Ivan Timofeev says the U.S. has the most efficient, sophisticated bureaucracy to apply sanctions

The negative, destructive impact of “secondary sanctions” and their application to companies and individuals hamper the ability of government to have a regular access to the International Financial System or healthy commerce, said on Thursday Ivan Timofeev, professor at the Russian International Affairs Council.

In his presentation at the international conference “Unilateral Coercive Measures: Disrespect for International Law, Serious Human Consequences,” the professor insisted that it is necessary to hold a deep debate on the impacts of sanctions on companies and the world.

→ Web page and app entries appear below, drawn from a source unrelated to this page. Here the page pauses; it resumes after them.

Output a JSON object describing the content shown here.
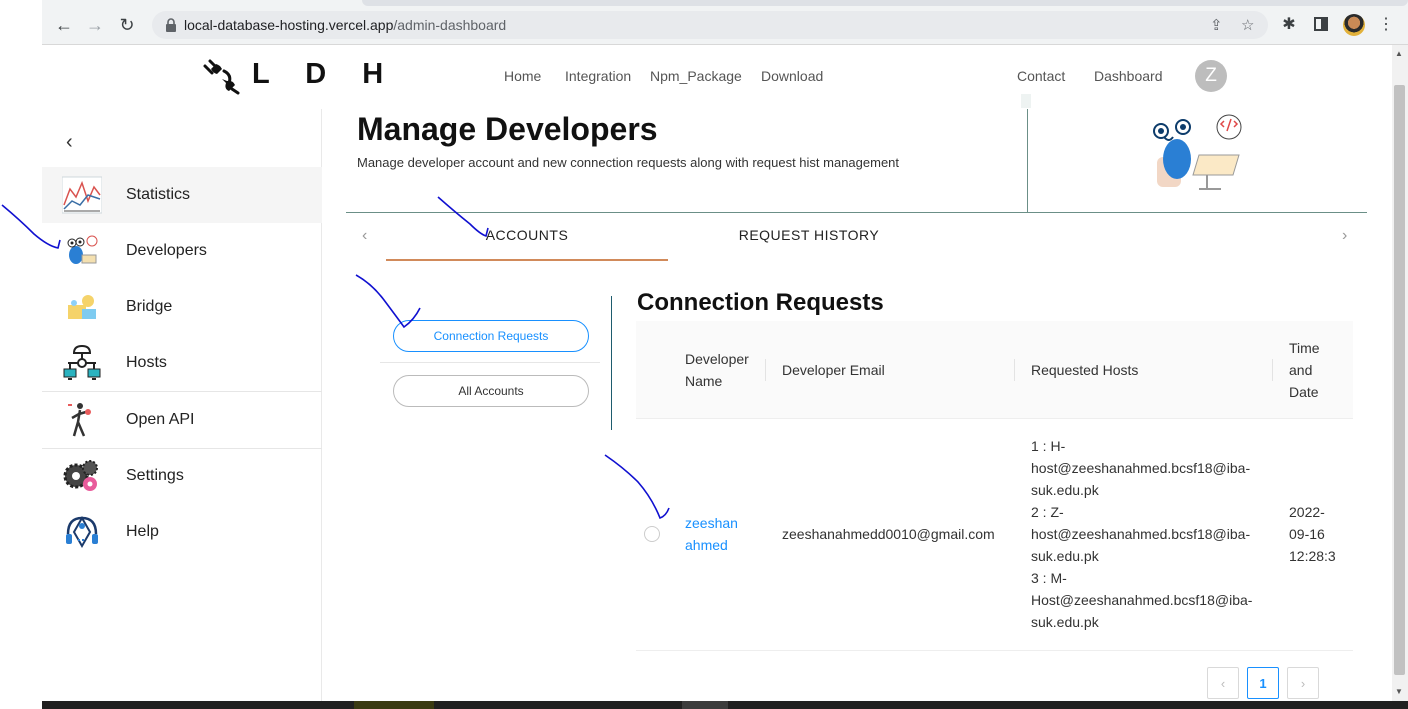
{
  "browser": {
    "url_host": "local-database-hosting.vercel.app",
    "url_path": "/admin-dashboard"
  },
  "header": {
    "logo_text": "L D H",
    "nav": [
      "Home",
      "Integration",
      "Npm_Package",
      "Download"
    ],
    "right_nav": [
      "Contact",
      "Dashboard"
    ],
    "avatar_initial": "Z"
  },
  "sidebar": {
    "items": [
      {
        "label": "Statistics",
        "icon": "statistics-chart-icon"
      },
      {
        "label": "Developers",
        "icon": "developers-robot-icon"
      },
      {
        "label": "Bridge",
        "icon": "bridge-icon"
      },
      {
        "label": "Hosts",
        "icon": "hosts-network-icon"
      },
      {
        "label": "Open API",
        "icon": "open-api-icon"
      },
      {
        "label": "Settings",
        "icon": "settings-gears-icon"
      },
      {
        "label": "Help",
        "icon": "help-headset-icon"
      }
    ]
  },
  "page": {
    "title": "Manage Developers",
    "subtitle": "Manage developer account and new connection requests along with request hist management"
  },
  "tabs": [
    {
      "label": "ACCOUNTS",
      "active": true
    },
    {
      "label": "REQUEST HISTORY",
      "active": false
    }
  ],
  "filters": {
    "connection_requests": "Connection Requests",
    "all_accounts": "All Accounts"
  },
  "section": {
    "title": "Connection Requests"
  },
  "table": {
    "headers": {
      "name_line1": "Developer",
      "name_line2": "Name",
      "email": "Developer Email",
      "hosts": "Requested Hosts",
      "time_line1": "Time",
      "time_line2": "and",
      "time_line3": "Date"
    },
    "rows": [
      {
        "name_line1": "zeeshan",
        "name_line2": "ahmed",
        "email": "zeeshanahmedd0010@gmail.com",
        "hosts": [
          "1 : H-",
          "host@zeeshanahmed.bcsf18@iba-",
          "suk.edu.pk",
          "2 : Z-",
          "host@zeeshanahmed.bcsf18@iba-",
          "suk.edu.pk",
          "3 : M-",
          "Host@zeeshanahmed.bcsf18@iba-",
          "suk.edu.pk"
        ],
        "date_line1": "2022-",
        "date_line2": "09-16",
        "date_line3": "12:28:3"
      }
    ]
  },
  "pagination": {
    "current_page": "1",
    "prev": "‹",
    "next": "›"
  },
  "colors": {
    "accent_blue": "#1890ff",
    "tab_underline": "#d18a5a",
    "divider_teal": "#6b8f87",
    "annotation_ink": "#1010d0"
  }
}
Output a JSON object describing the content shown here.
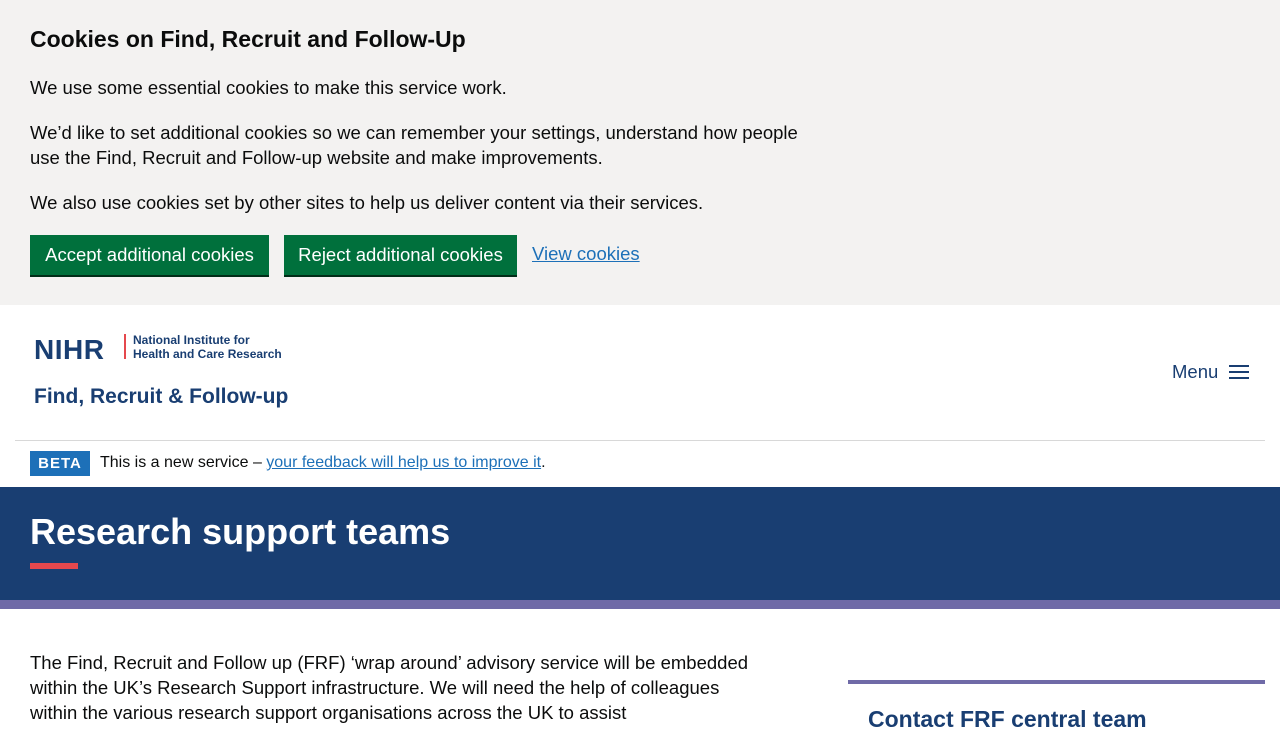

“An issue discussed yesterday is ‘Why do companies comply with sanctions?’ The answer is that they do it out of fear. They fear the U.S. unilateral coercive measures […] Today, the U.S. is the main imposer of sanctions in the world as it has the most efficient, sophisticated bureaucracy to apply them,” added Timofeev, referring to the policy of sanctions applied by Washington on Europe.

In that same vein, Timofeev mentioned the aggression agenda of the White House and its allies against Venezuela, and even Russia and Iran, in recent years, recalling the persecution of the U.S. Government against allied commercial tankers transporting fuel to the South American country and Venezuelan oil overseas during the COVID-19 pandemic, and the sanctions applied to the main commercial partners of PDVSA, Rosneft Trading and TNK Trading International.

“The financial penalties can be high. Our data show that the Department of Treasury and the penalties imposed by the Office of Foreign Assets Control (OFAC) can go as far as $5.6 million fines that should be paid by banks,” he explained.

Professor Timofeev pointed out that these issues are real and must be debated and become visible at multilateral forums.

“These secondary sanctions and their application do not only have effects on banks, but also on human rights,” warned Timofeev, who said that sanctioned individuals cannot enjoy their financial rights and are forced to use archaic systems to make their transactions, thus creating spaces for corruption.